Popularly called “black salt,” this Indian mineral salt has a pinkish-grey color and a sulfurous taste. Commonly used in Indian cuisine as a condiment and as an ingredient in raitas, chaats, and chutneys.
Bo Kaap Curry$8.00 – $24.00
Mild aromatic curry from South Africa for fish, chicken and veggies. Named after an area of Cape Town, Bo-Kaap Curry dishes are generally made using fresh vegetables, fish or meat. Not as hot as traditional Indian curries, the rich and full body flavor of Bo-Kaap Curry is enhanced by fresh flavorful ingredients.
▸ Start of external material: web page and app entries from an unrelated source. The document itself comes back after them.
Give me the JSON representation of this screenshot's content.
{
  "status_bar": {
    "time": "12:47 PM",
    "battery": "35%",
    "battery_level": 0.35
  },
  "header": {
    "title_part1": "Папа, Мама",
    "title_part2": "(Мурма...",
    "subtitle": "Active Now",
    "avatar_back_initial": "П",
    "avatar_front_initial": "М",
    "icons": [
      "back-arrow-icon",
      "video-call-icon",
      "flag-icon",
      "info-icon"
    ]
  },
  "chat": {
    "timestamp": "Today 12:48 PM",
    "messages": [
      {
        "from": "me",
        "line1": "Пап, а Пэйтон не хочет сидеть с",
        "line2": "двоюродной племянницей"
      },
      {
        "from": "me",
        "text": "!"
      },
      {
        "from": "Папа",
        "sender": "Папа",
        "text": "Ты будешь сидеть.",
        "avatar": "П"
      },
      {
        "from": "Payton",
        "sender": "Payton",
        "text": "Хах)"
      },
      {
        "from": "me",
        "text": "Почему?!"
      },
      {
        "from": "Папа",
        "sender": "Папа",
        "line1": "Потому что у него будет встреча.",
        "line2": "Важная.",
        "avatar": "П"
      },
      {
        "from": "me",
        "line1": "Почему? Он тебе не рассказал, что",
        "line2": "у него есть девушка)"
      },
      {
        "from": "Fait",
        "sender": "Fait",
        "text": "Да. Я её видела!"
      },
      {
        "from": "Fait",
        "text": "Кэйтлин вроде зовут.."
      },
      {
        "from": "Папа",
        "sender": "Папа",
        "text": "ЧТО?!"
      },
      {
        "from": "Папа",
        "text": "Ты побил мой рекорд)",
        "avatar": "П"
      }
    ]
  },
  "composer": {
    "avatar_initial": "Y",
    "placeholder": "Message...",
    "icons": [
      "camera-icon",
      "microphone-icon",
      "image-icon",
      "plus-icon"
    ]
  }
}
Serve with rice.
Fenugreek$5.75 – $19.50
Fenugreek was one of the ingredients used in early Egypt incense that emitted the holy smoke for embalming and purification ceremonies. It is now most commonly used in Thai and Indian cuisines.
Add to curries and chutneys. Use sparingly as over using can cause bitterness in food.
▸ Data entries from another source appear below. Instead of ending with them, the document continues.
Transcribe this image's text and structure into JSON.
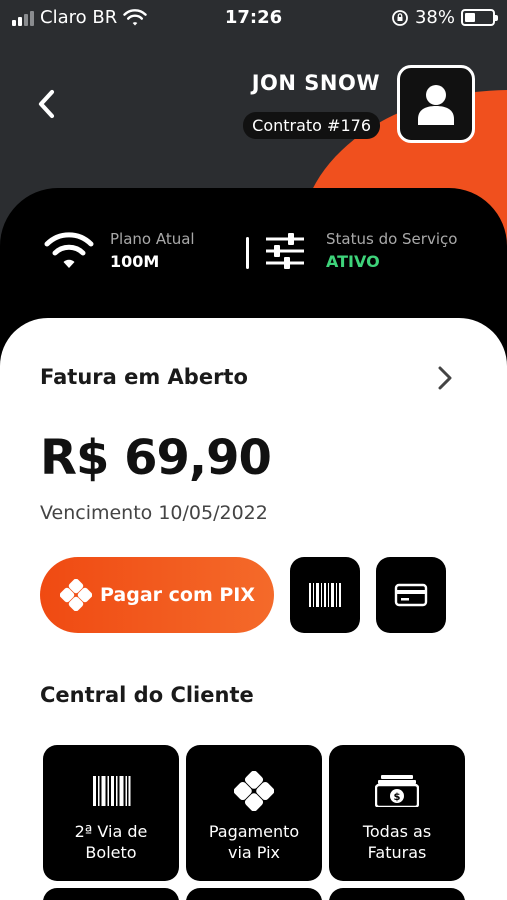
{
  "status_bar": {
    "carrier": "Claro BR",
    "time": "17:26",
    "battery": "38%",
    "battery_level": 0.38
  },
  "header": {
    "user_name": "JON SNOW",
    "contract": "Contrato #176",
    "back_icon": "chevron-left-icon",
    "avatar_icon": "user-icon"
  },
  "info": {
    "plan_label": "Plano Atual",
    "plan_value": "100M",
    "status_label": "Status do Serviço",
    "status_value": "ATIVO"
  },
  "invoice": {
    "title": "Fatura em Aberto",
    "amount": "R$ 69,90",
    "due": "Vencimento 10/05/2022",
    "pix_button": "Pagar com PIX"
  },
  "central": {
    "title": "Central do Cliente",
    "tiles": [
      {
        "label": "2ª Via de\nBoleto",
        "icon": "barcode-icon"
      },
      {
        "label": "Pagamento\nvia Pix",
        "icon": "pix-icon"
      },
      {
        "label": "Todas as\nFaturas",
        "icon": "money-icon"
      }
    ]
  },
  "colors": {
    "accent": "#f04a12",
    "active": "#3ed37a",
    "dark": "#000000",
    "header": "#2b2d30"
  }
}
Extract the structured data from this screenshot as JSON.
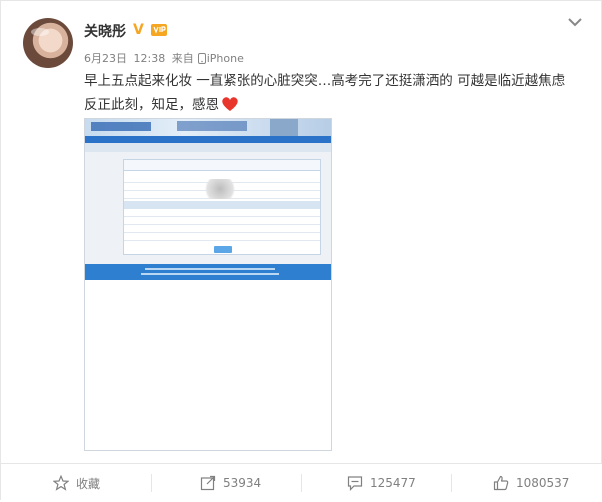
{
  "post": {
    "username": "关晓彤",
    "verified_mark": "V",
    "date": "6月23日",
    "time": "12:38",
    "source_prefix": "来自",
    "source_device": "iPhone",
    "text_line1": "早上五点起来化妆 一直紧张的心脏突突…高考完了还挺潇洒的 可越是临近越焦虑",
    "text_line2": "反正此刻，知足，感恩"
  },
  "actions": {
    "favorite_label": "收藏",
    "repost_count": "53934",
    "comment_count": "125477",
    "like_count": "1080537"
  },
  "colors": {
    "verified": "#f5a623",
    "heart": "#e8362d",
    "banner_blue": "#2f7fd1",
    "text_gray": "#808080"
  },
  "icons": [
    "chevron-down-icon",
    "vip-icon",
    "phone-icon",
    "heart-emoji-icon",
    "star-icon",
    "repost-icon",
    "comment-icon",
    "like-icon"
  ]
}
Curry Leaf$4.25 – $14.25
The curry tree (Murraya koenigii) is native to India and Sri Lanka. The leaf of this tree, commonly known as Curry Leaf, also translated as “sweet neem leaf,” is a key ingredient to curry dishes.
Add to curries or to flavor Southeast Asian rice, vegetable, and meat dishes. [Curry Leaf]
Madras Curry$7.00 – $21.00
Originally from Chennai, India this spicy sweet curry was intended for vegetarian dishes, but also complements chicken, lamb, and pork. “Madras” is the 17th century name of Chennai, adopted by British cooks to name this popular curry powder. Cook with vegetables, coconut milk or yogurt to make a traditional curry sauce.